Gloriously remote, St. Kilda is an archipelago 50 miles off the Isle of Harris. Although the four islands are uninhabited by humans, thousands of seas birds call these craggy cliffs home, clinging to the sheer faces as if by magic. Not only is St. Kilda home to the UK’s largest colony of Atlantic Puffin (almost 1 million), but also the world largest colony Gannets nests on Boreray island and its sea stacks. The islands also home decedents of the world’s original Soay sheep as well as having a breed of eponymously named mice. The extremely rare St. Kilda wren unsurprisingly hails from St. Kilda, so birders should visit with notebook, binoculars and camera to hand.
While endemic animal species is rife on the island, St. Kilda has not been peopled since 1930 after the last inhabitants voted that human life was unsustainable. However, permanent habitation had been possible in the Medieval Ages, and a vast National Trust for Scotland project to restore the dwellings is currently being undertaken. The islands even enjoyed a status as being an ideal holiday destination in the 19th century. Today, the only humans living on the islands are passionate history, science and conservation scholars. One of the caretakers even acts as shopkeeper and postmaster for any visitors who might like to send a postcard home from St. Kilda.

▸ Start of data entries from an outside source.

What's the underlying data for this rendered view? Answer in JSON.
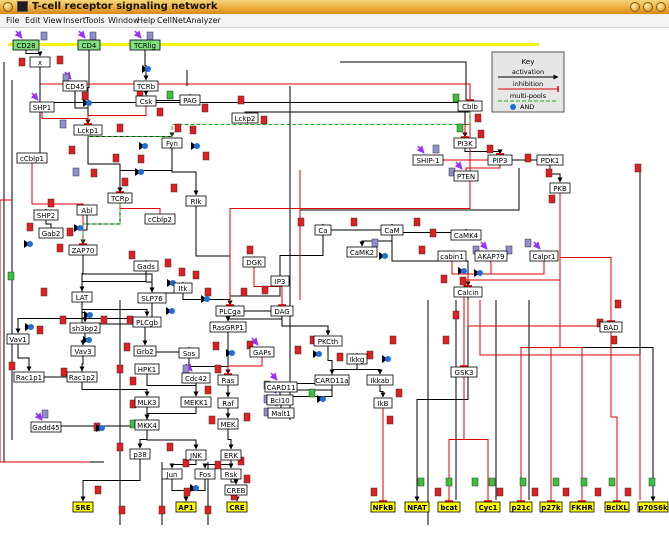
{
  "window": {
    "title": "T-cell receptor signaling network"
  },
  "menu": [
    "File",
    "Edit",
    "View",
    "Insert",
    "Tools",
    "Window",
    "Help",
    "CellNetAnalyzer"
  ],
  "legend": {
    "title": "Key",
    "items": [
      "activation",
      "inhibition",
      "multi-pools",
      "AND"
    ]
  },
  "nodes": {
    "CD28": "CD28",
    "CD4": "CD4",
    "TCRlig": "TCRlig",
    "x": "x",
    "CD45": "CD45",
    "TCRb": "TCRb",
    "Csk": "Csk",
    "PAG": "PAG",
    "SHP1": "SHP1",
    "Lckp1": "Lckp1",
    "Lckp2": "Lckp2",
    "Fyn": "Fyn",
    "cCblp1": "cCblp1",
    "Cblb": "Cblb",
    "PI3K": "PI3K",
    "SHIP1": "SHIP-1",
    "PIP3": "PIP3",
    "PDK1": "PDK1",
    "PTEN": "PTEN",
    "PKB": "PKB",
    "Abl": "Abl",
    "TCRp": "TCRp",
    "cCblp2": "cCblp2",
    "Rlk": "Rlk",
    "SHP2": "SHP2",
    "Gab2": "Gab2",
    "ZAP70": "ZAP70",
    "Gads": "Gads",
    "LAT": "LAT",
    "Itk": "Itk",
    "SLP76": "SLP76",
    "DGK": "DGK",
    "IP3": "IP3",
    "Ca": "Ca",
    "CaM": "CaM",
    "CaMK4": "CaMK4",
    "CaMK2": "CaMK2",
    "cabin1": "cabin1",
    "AKAP79": "AKAP79",
    "Calpr1": "Calpr1",
    "Calcin": "Calcin",
    "PLCga": "PLCga",
    "DAG": "DAG",
    "RasGRP1": "RasGRP1",
    "PLCgb": "PLCgb",
    "sh3bp2": "sh3bp2",
    "Vav1": "Vav1",
    "Vav3": "Vav3",
    "Grb2": "Grb2",
    "Sos": "Sos",
    "GAPs": "GAPs",
    "PKCth": "PKCth",
    "Ikkg": "Ikkg",
    "CARD11a": "CARD11a",
    "Ikkab": "Ikkab",
    "IkB": "IkB",
    "Rac1p1": "Rac1p1",
    "Rac1p2": "Rac1p2",
    "HPK1": "HPK1",
    "Cdc42": "Cdc42",
    "Ras": "Ras",
    "CARD11": "CARD11",
    "Bcl10": "Bcl10",
    "Malt1": "Malt1",
    "MLK3": "MLK3",
    "MEKK1": "MEKK1",
    "Raf": "Raf",
    "MKK4": "MKK4",
    "MEK": "MEK",
    "Gadd45": "Gadd45",
    "p38": "p38",
    "JNK": "JNK",
    "ERK": "ERK",
    "Jun": "Jun",
    "Fos": "Fos",
    "Rsk": "Rsk",
    "CREB": "CREB",
    "GSK3": "GSK3",
    "BAD": "BAD"
  },
  "outputs": {
    "SRE": "SRE",
    "AP1": "AP1",
    "CRE": "CRE",
    "NFkB": "NFkB",
    "NFAT": "NFAT",
    "bcat": "bcat",
    "Cyc1": "Cyc1",
    "p21c": "p21c",
    "p27k": "p27k",
    "FKHR": "FKHR",
    "BclXL": "BclXL",
    "p70S6k": "p70S6k"
  },
  "colors": {
    "titlebar": "#e9a93a",
    "yellow_bar": "#f4f40a",
    "input_node": "#7ee07e",
    "output_node": "#ffff00",
    "activation_edge": "#000000",
    "inhibition_edge": "#e00000",
    "multipool_edge": "#22aa22",
    "and_node": "#1e6fd9",
    "red_marker": "#e02020",
    "green_marker": "#39c239",
    "blue_marker": "#8f8fd0",
    "input_arrow": "#9b30ff"
  }
}
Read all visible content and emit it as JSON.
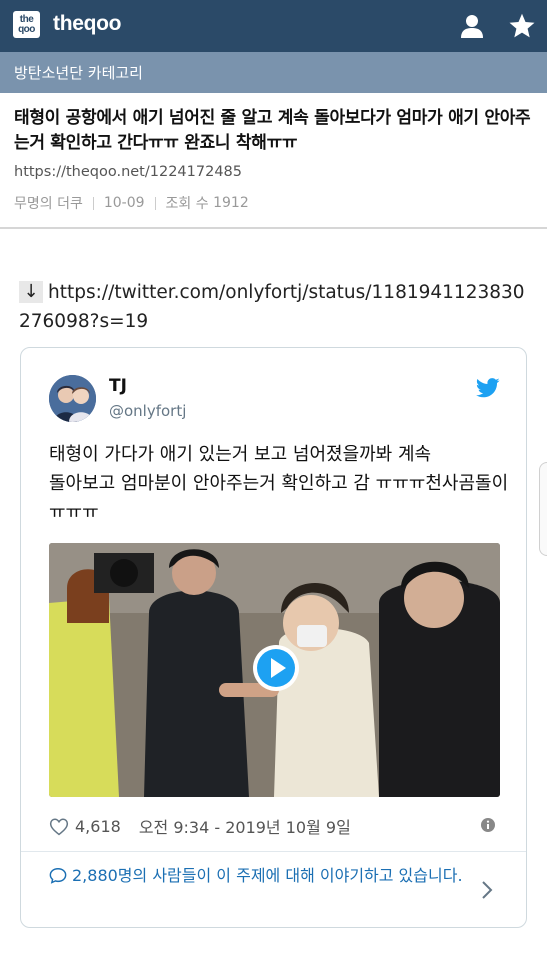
{
  "header": {
    "logo_top": "the",
    "logo_bottom": "qoo",
    "brand": "theqoo",
    "icons": [
      "user-icon",
      "star-icon"
    ],
    "bg_color": "#2b4a68"
  },
  "category": {
    "label": "방탄소년단 카테고리",
    "bg_color": "#7a93ad"
  },
  "post": {
    "title": "태형이 공항에서 애기 넘어진 줄 알고 계속 돌아보다가 엄마가 애기 안아주는거 확인하고 간다ㅠㅠ 완죠니 착해ㅠㅠ",
    "url": "https://theqoo.net/1224172485",
    "author": "무명의 더쿠",
    "date": "10-09",
    "views_label": "조회 수",
    "views": "1912"
  },
  "body": {
    "arrow": "↓",
    "link": "https://twitter.com/onlyfortj/status/1181941123830276098?s=19"
  },
  "tweet": {
    "name": "TJ",
    "handle": "@onlyfortj",
    "text": "태형이 가다가 애기 있는거 보고 넘어졌을까봐 계속\n 돌아보고 엄마분이 안아주는거 확인하고 감 ㅠㅠㅠ천사곰돌이ㅠㅠㅠ",
    "likes": "4,618",
    "timestamp": "오전 9:34 - 2019년 10월 9일",
    "conversation": "2,880명의 사람들이 이 주제에 대해 이야기하고 있습니다.",
    "accent_color": "#1da1f2",
    "link_color": "#1b6fb3"
  }
}
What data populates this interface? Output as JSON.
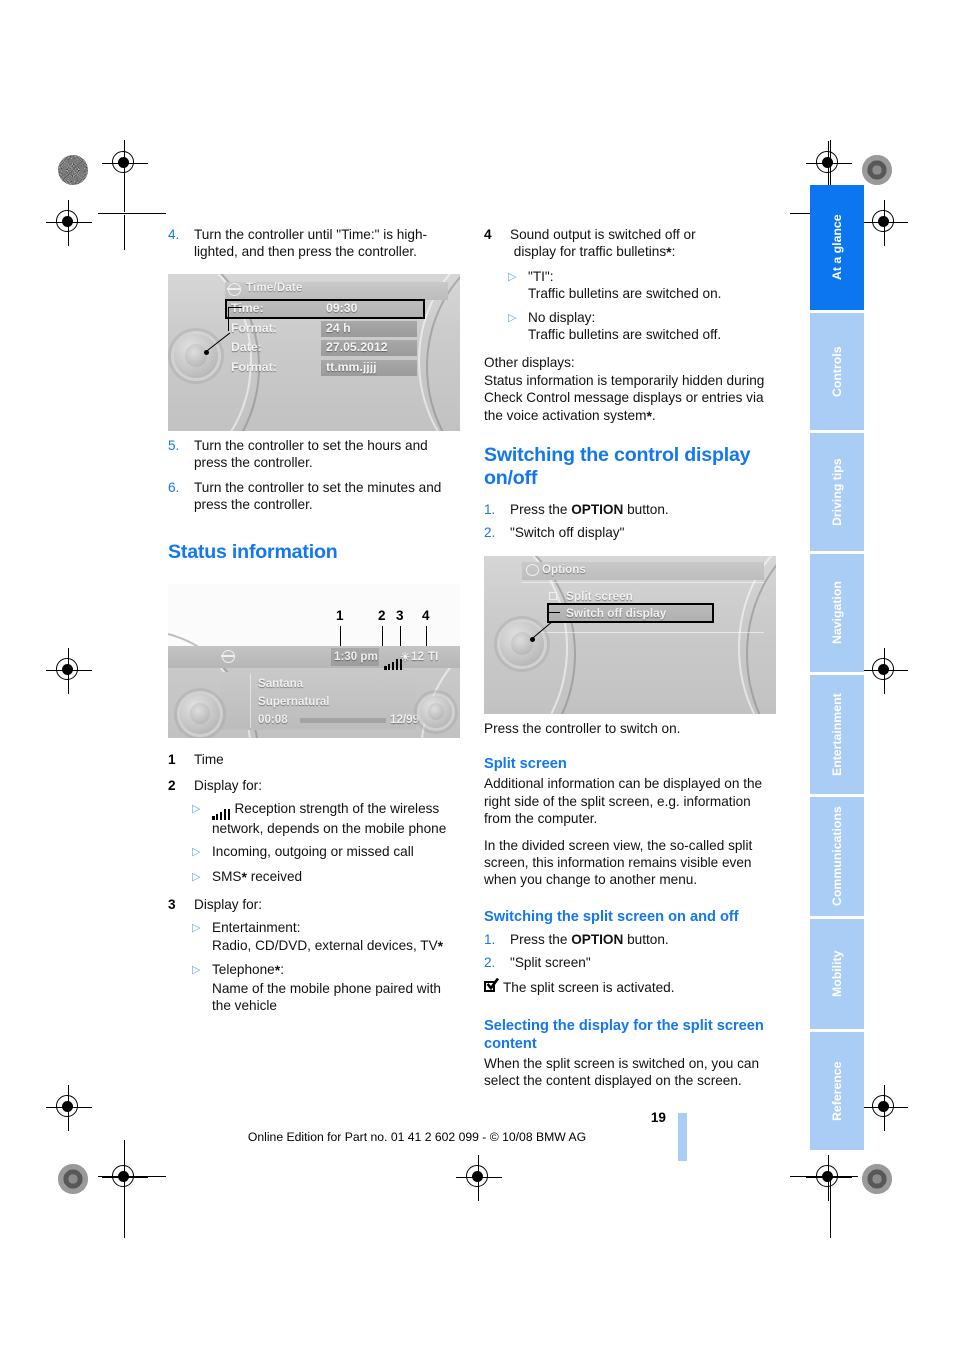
{
  "page": {
    "number": "19",
    "footer_note": "Online Edition for Part no. 01 41 2 602 099 - © 10/08 BMW AG"
  },
  "colors": {
    "heading_blue": "#1277f0",
    "tab_active_blue": "#0b76f0",
    "tab_inactive_blue": "#aacdf5",
    "bullet_blue": "#5fa8f5"
  },
  "sidebar": {
    "tabs": [
      {
        "label": "At a glance",
        "active": true
      },
      {
        "label": "Controls",
        "active": false
      },
      {
        "label": "Driving tips",
        "active": false
      },
      {
        "label": "Navigation",
        "active": false
      },
      {
        "label": "Entertainment",
        "active": false
      },
      {
        "label": "Communications",
        "active": false
      },
      {
        "label": "Mobility",
        "active": false
      },
      {
        "label": "Reference",
        "active": false
      }
    ]
  },
  "left_column": {
    "step4": {
      "num": "4.",
      "text": "Turn the controller until \"Time:\" is high-lighted, and then press the controller."
    },
    "step5": {
      "num": "5.",
      "text": "Turn the controller to set the hours and press the controller."
    },
    "step6": {
      "num": "6.",
      "text": "Turn the controller to set the minutes and press the controller."
    },
    "figure_timedate": {
      "title": "Time/Date",
      "rows": [
        {
          "label": "Time:",
          "value": "09:30",
          "selected": true
        },
        {
          "label": "Format:",
          "value": "24 h",
          "selected": false
        },
        {
          "label": "Date:",
          "value": "27.05.2012",
          "selected": false
        },
        {
          "label": "Format:",
          "value": "tt.mm.jjjj",
          "selected": false
        }
      ]
    },
    "heading_status": "Status information",
    "figure_status": {
      "callouts": [
        "1",
        "2",
        "3",
        "4"
      ],
      "status_bar": {
        "time": "1:30 pm",
        "reception": "signal-bars-icon",
        "temp": "12",
        "ti": "TI"
      },
      "now_playing": {
        "artist": "Santana",
        "track": "Supernatural",
        "elapsed": "00:08",
        "track_count": "12/99"
      }
    },
    "legend": [
      {
        "num": "1",
        "title": "Time",
        "items": []
      },
      {
        "num": "2",
        "title": "Display for:",
        "items": [
          {
            "icon": "signal-bars-icon",
            "text": "Reception strength of the wireless network, depends on the mobile phone"
          },
          {
            "icon": "",
            "text": "Incoming, outgoing or missed call"
          },
          {
            "icon": "",
            "text": "SMS* received"
          }
        ]
      },
      {
        "num": "3",
        "title": "Display for:",
        "items": [
          {
            "icon": "",
            "text": "Entertainment:\nRadio, CD/DVD, external devices, TV*"
          },
          {
            "icon": "",
            "text": "Telephone*:\nName of the mobile phone paired with the vehicle"
          }
        ]
      }
    ]
  },
  "right_column": {
    "legend4": {
      "num": "4",
      "title": "Sound output is switched off or display for traffic bulletins*:",
      "items": [
        {
          "text": "\"TI\":\nTraffic bulletins are switched on."
        },
        {
          "text": "No display:\nTraffic bulletins are switched off."
        }
      ]
    },
    "other_displays_label": "Other displays:",
    "other_displays_text": "Status information is temporarily hidden during Check Control message displays or entries via the voice activation system*.",
    "heading_switching_control_display": "Switching the control display on/off",
    "steps_control_display": [
      {
        "num": "1.",
        "text_pre": "Press the ",
        "text_bold": "OPTION",
        "text_post": " button."
      },
      {
        "num": "2.",
        "text_pre": "\"Switch off display\"",
        "text_bold": "",
        "text_post": ""
      }
    ],
    "figure_options": {
      "title": "Options",
      "items": [
        {
          "label": "Split screen",
          "checkbox": true,
          "selected": false
        },
        {
          "label": "Switch off display",
          "checkbox": false,
          "selected": true
        }
      ]
    },
    "press_controller_text": "Press the controller to switch on.",
    "heading_split_screen": "Split screen",
    "split_screen_para1": "Additional information can be displayed on the right side of the split screen, e.g. information from the computer.",
    "split_screen_para2": "In the divided screen view, the so-called split screen, this information remains visible even when you change to another menu.",
    "heading_switching_split": "Switching the split screen on and off",
    "steps_split": [
      {
        "num": "1.",
        "text_pre": "Press the ",
        "text_bold": "OPTION",
        "text_post": " button."
      },
      {
        "num": "2.",
        "text_pre": "\"Split screen\"",
        "text_bold": "",
        "text_post": ""
      }
    ],
    "split_activated_text": "The split screen is activated.",
    "heading_selecting_display": "Selecting the display for the split screen content",
    "selecting_display_text": "When the split screen is switched on, you can select the content displayed on the screen."
  }
}
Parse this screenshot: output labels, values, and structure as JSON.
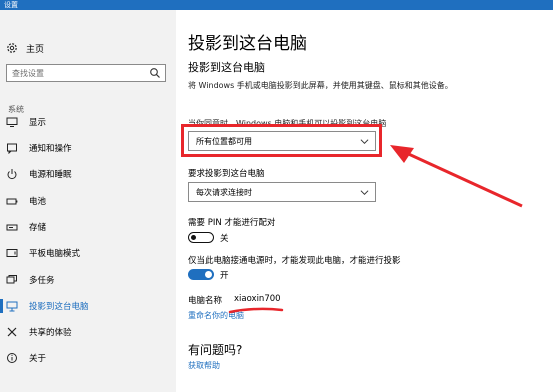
{
  "window": {
    "title": "设置"
  },
  "sidebar": {
    "home_label": "主页",
    "search_placeholder": "查找设置",
    "section_label": "系统",
    "items": [
      {
        "label": "显示",
        "icon": "monitor-icon"
      },
      {
        "label": "通知和操作",
        "icon": "notification-icon"
      },
      {
        "label": "电源和睡眠",
        "icon": "power-icon"
      },
      {
        "label": "电池",
        "icon": "battery-icon"
      },
      {
        "label": "存储",
        "icon": "storage-icon"
      },
      {
        "label": "平板电脑模式",
        "icon": "tablet-icon"
      },
      {
        "label": "多任务",
        "icon": "multitask-icon"
      },
      {
        "label": "投影到这台电脑",
        "icon": "project-icon",
        "active": true
      },
      {
        "label": "共享的体验",
        "icon": "share-icon"
      },
      {
        "label": "关于",
        "icon": "info-icon"
      }
    ]
  },
  "main": {
    "title": "投影到这台电脑",
    "subtitle": "投影到这台电脑",
    "description": "将 Windows 手机或电脑投影到此屏幕，并使用其键盘、鼠标和其他设备。",
    "availability_label": "当你同意时，Windows 电脑和手机可以投影到这台电脑",
    "availability_value": "所有位置都可用",
    "request_label": "要求投影到这台电脑",
    "request_value": "每次请求连接时",
    "pin_label": "需要 PIN 才能进行配对",
    "pin_state": "关",
    "power_label": "仅当此电脑接通电源时，才能发现此电脑，才能进行投影",
    "power_state": "开",
    "pc_name_label": "电脑名称",
    "pc_name_value": "xiaoxin700",
    "rename_link": "重命名你的电脑",
    "help_title": "有问题吗?",
    "help_link": "获取帮助"
  },
  "colors": {
    "accent": "#1f6fbf",
    "annotation": "#e8262b",
    "sidebar_bg": "#f2f2f2"
  }
}
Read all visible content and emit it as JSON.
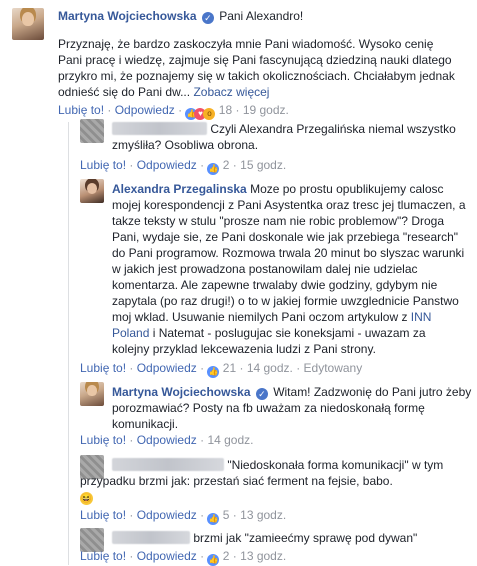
{
  "post": {
    "author": "Martyna Wojciechowska",
    "verified_mark": "✓",
    "title_text": "Pani Alexandro!",
    "line1": "Przyznaję, że bardzo zaskoczyła mnie Pani wiadomość. Wysoko cenię",
    "line2": "Pani pracę i wiedzę, zajmuje się Pani fascynującą dziedziną nauki dlatego",
    "line3": "przykro mi, że poznajemy się w takich okolicznościach. Chciałabym jednak",
    "line4": "odnieść się do Pani dw...",
    "see_more": "Zobacz więcej",
    "like": "Lubię to!",
    "reply": "Odpowiedz",
    "reaction_count": "18",
    "time": "19 godz."
  },
  "comments": [
    {
      "id": "c1",
      "author_hidden": true,
      "line1": "Czyli Alexandra Przegalińska niemal wszystko",
      "line2": "zmyśliła? Osobliwa obrona.",
      "like": "Lubię to!",
      "reply": "Odpowiedz",
      "reaction_count": "2",
      "time": "15 godz."
    },
    {
      "id": "c2",
      "author": "Alexandra Przegalinska",
      "line1": "Moze po prostu opublikujemy calosc",
      "line2": "mojej korespondencji z Pani Asystentka oraz tresc jej tlumaczen, a",
      "line3": "takze teksty w stulu \"prosze nam nie robic problemow\"? Droga",
      "line4": "Pani, wydaje sie, ze Pani doskonale wie jak przebiega \"research\"",
      "line5": "do Pani programow. Rozmowa trwala 20 minut bo slyszac warunki",
      "line6": "w jakich jest prowadzona postanowilam dalej nie udzielac",
      "line7": "komentarza. Ale zapewne trwalaby dwie godziny, gdybym nie",
      "line8": "zapytala (po raz drugi!) o to w jakiej formie uwzglednicie Panstwo",
      "line9": "moj wklad. Usuwanie niemilych Pani oczom artykulow z",
      "link_inn": "INN",
      "link_poland": "Poland",
      "line10": "i Natemat - poslugujac sie koneksjami - uwazam za",
      "line11": "kolejny przyklad lekcewazenia ludzi z Pani strony.",
      "like": "Lubię to!",
      "reply": "Odpowiedz",
      "reaction_count": "21",
      "time": "14 godz.",
      "edited": "Edytowany"
    },
    {
      "id": "c3",
      "author": "Martyna Wojciechowska",
      "line1": "Witam! Zadzwonię do Pani jutro żeby",
      "line2": "porozmawiać? Posty na fb uważam za niedoskonałą formę",
      "line3": "komunikacji.",
      "like": "Lubię to!",
      "reply": "Odpowiedz",
      "time": "14 godz."
    },
    {
      "id": "c4",
      "author_hidden": true,
      "line1": "\"Niedoskonała forma komunikacji\" w tym",
      "line2": "przypadku brzmi jak: przestań siać ferment na fejsie, babo.",
      "emoji": "😆",
      "like": "Lubię to!",
      "reply": "Odpowiedz",
      "reaction_count": "5",
      "time": "13 godz."
    },
    {
      "id": "c5",
      "author_hidden": true,
      "line1": "brzmi jak \"zamieećmy sprawę pod dywan\"",
      "like": "Lubię to!",
      "reply": "Odpowiedz",
      "reaction_count": "2",
      "time": "13 godz."
    }
  ],
  "icons": {
    "like": "like-reaction-icon",
    "love": "love-reaction-icon",
    "wow": "wow-reaction-icon"
  },
  "colors": {
    "name": "#365899",
    "link": "#4267b2",
    "meta": "#90949c",
    "like_blue": "#5890ff"
  }
}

It should be noted that St. Kilda is the UKs only (and just one of 39 in the world) dual World Heritage status from UNESCO in recognition of its Natural Heritage and cultural significance.